The records ::
* * * * * * * * *

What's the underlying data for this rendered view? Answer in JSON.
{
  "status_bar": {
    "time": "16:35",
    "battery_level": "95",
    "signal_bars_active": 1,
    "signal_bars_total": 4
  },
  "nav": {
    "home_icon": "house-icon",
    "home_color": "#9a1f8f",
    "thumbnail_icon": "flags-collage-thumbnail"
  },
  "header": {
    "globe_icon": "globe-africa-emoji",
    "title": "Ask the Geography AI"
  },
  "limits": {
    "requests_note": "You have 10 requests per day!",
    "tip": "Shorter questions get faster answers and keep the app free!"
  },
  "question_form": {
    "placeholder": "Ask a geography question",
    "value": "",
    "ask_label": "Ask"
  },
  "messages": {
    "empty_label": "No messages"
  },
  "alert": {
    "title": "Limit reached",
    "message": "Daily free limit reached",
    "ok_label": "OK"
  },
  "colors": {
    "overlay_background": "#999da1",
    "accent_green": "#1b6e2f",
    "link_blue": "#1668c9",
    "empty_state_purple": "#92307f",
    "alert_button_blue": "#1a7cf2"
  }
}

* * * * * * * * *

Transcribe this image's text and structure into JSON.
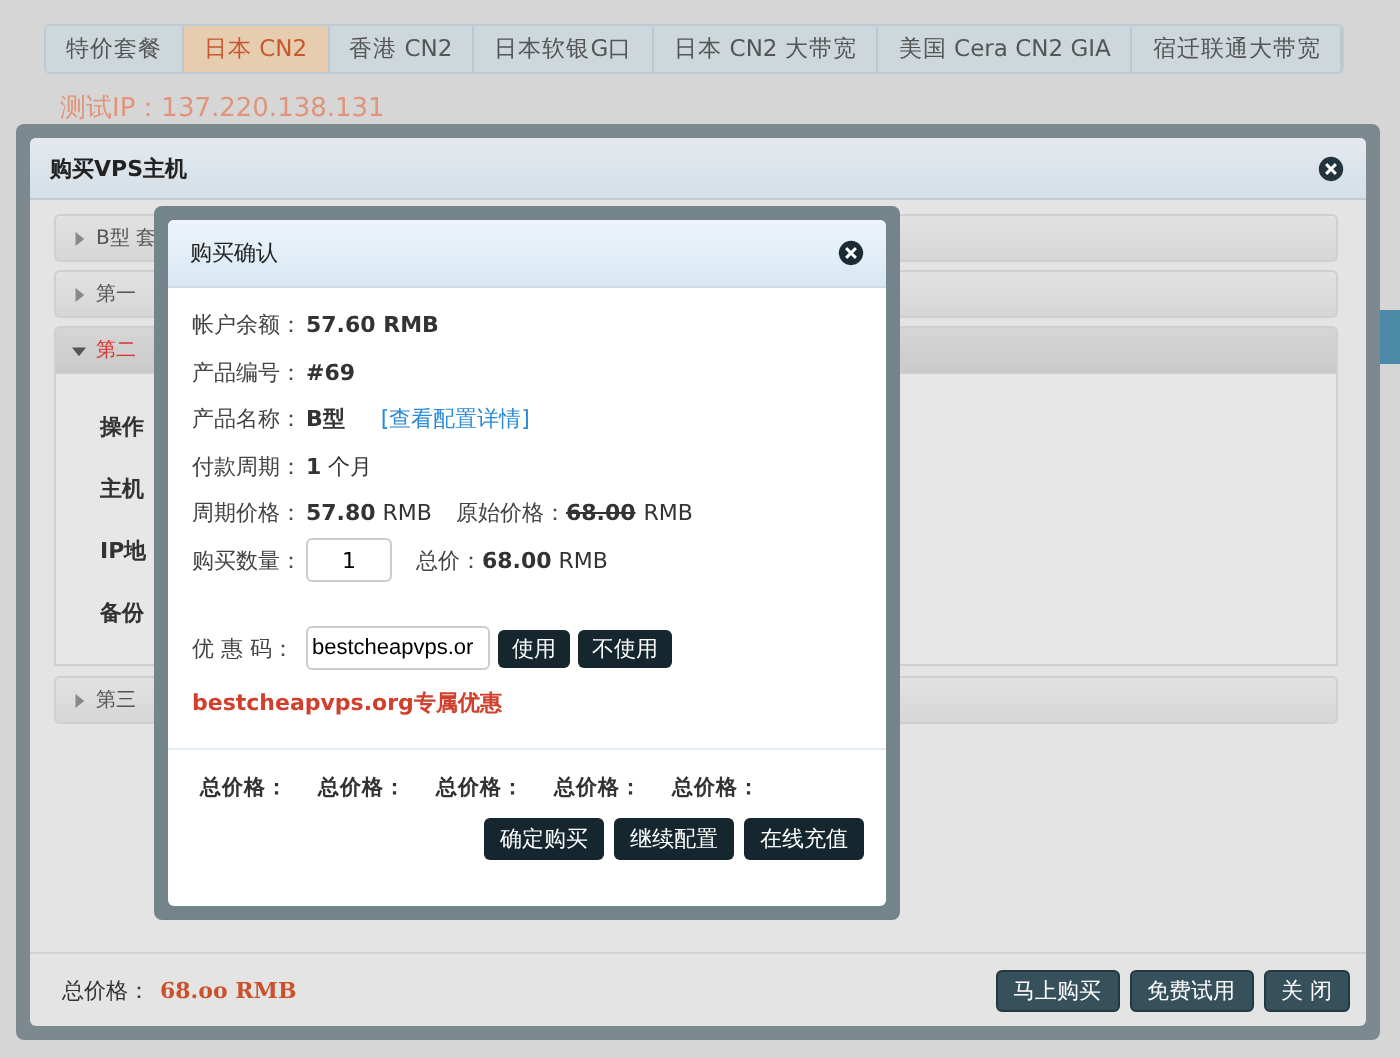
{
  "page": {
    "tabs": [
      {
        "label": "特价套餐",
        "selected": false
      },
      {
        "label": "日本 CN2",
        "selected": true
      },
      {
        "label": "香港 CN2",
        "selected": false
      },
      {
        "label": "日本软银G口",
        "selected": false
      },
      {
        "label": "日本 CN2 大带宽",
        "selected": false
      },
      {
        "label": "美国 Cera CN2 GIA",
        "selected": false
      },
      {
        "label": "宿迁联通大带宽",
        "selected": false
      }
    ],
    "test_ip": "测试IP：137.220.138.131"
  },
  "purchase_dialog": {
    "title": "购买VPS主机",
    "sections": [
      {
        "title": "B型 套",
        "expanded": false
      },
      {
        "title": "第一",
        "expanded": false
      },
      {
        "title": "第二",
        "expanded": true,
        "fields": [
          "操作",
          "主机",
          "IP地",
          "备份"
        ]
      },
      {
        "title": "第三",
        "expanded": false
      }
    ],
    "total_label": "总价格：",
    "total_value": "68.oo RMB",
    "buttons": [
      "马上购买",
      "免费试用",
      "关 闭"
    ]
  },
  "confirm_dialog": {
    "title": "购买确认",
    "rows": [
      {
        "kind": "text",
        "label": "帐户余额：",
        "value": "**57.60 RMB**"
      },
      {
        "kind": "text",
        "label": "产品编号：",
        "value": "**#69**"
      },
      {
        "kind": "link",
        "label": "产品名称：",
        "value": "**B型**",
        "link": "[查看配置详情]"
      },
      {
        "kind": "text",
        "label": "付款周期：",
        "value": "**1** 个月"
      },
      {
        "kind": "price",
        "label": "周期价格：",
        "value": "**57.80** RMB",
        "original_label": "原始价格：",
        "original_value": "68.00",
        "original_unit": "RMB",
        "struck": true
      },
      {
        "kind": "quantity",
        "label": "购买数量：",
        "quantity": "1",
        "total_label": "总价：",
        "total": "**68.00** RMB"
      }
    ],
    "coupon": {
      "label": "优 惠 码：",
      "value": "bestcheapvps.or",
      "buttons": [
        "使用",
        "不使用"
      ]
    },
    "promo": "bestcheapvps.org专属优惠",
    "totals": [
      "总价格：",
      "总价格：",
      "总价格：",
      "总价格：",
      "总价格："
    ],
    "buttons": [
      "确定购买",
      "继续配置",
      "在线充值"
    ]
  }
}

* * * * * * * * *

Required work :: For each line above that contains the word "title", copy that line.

Response ::
    "title": "Ask the Geography AI"
    "title": "Limit reached",
    "title": "购买VPS主机",
        "title": "B型 套",
        "title": "第一",
        "title": "第二",
        "title": "第三",
    "title": "购买确认",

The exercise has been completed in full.